ABOUT THIS EXERCISE:
Below are the records; pull every line that includes "value".
═══ LISTED RECORDS
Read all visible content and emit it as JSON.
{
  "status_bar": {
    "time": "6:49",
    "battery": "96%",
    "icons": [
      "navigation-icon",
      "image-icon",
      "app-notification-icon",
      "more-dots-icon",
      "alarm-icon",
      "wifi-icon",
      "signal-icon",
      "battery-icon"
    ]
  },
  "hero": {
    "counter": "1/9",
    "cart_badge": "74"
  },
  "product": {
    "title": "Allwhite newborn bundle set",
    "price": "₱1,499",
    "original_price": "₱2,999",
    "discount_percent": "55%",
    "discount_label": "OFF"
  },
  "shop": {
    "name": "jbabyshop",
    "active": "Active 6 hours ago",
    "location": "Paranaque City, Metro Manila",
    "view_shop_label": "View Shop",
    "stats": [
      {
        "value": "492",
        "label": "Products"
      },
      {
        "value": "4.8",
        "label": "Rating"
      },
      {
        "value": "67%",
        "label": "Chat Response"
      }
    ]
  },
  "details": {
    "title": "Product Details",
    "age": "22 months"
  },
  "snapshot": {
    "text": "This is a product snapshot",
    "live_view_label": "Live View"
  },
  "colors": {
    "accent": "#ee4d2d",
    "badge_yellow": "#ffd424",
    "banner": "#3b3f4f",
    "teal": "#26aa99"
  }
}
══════
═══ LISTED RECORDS
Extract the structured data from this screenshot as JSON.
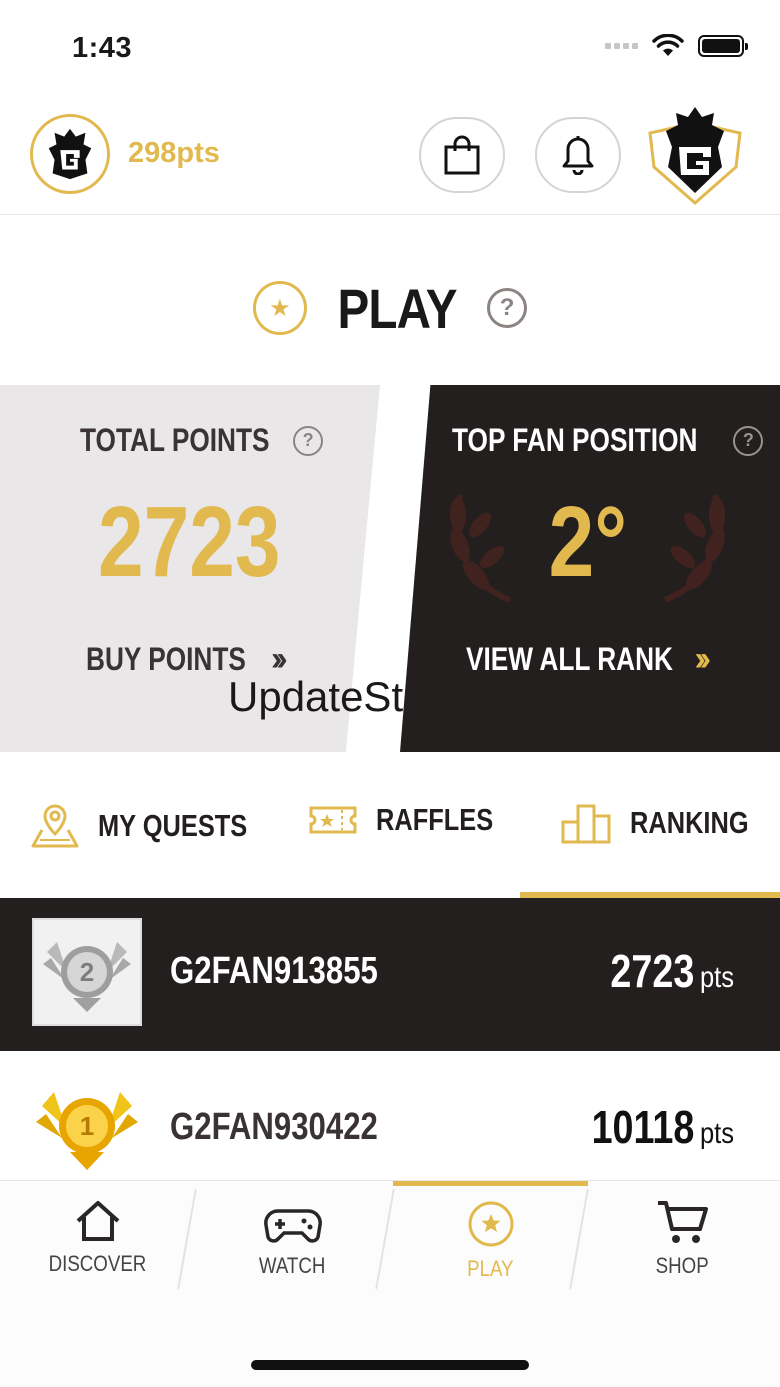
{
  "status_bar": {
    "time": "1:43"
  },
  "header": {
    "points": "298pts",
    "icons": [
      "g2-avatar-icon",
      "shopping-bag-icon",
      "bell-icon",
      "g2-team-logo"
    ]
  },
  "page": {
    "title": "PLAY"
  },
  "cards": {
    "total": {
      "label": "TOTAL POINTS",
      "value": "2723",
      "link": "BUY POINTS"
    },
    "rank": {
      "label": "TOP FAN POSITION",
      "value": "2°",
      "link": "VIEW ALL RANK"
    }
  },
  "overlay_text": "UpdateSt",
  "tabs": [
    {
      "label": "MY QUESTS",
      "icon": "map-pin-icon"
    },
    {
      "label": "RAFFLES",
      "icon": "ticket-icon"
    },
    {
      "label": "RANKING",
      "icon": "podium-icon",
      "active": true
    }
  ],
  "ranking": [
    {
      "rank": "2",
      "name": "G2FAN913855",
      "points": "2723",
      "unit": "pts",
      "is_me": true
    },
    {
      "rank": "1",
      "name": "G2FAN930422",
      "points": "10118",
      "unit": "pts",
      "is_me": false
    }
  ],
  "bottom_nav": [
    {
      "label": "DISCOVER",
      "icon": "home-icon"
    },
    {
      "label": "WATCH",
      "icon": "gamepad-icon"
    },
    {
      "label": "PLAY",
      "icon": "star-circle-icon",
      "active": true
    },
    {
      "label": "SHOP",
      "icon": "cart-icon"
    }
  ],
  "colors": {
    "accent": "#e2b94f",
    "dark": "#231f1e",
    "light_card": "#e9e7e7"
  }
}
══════
COMPLETED EXERCISE:
        "value": "492",
        "value": "4.8",
        "value": "67%",
      "value": "2723",
      "value": "2°",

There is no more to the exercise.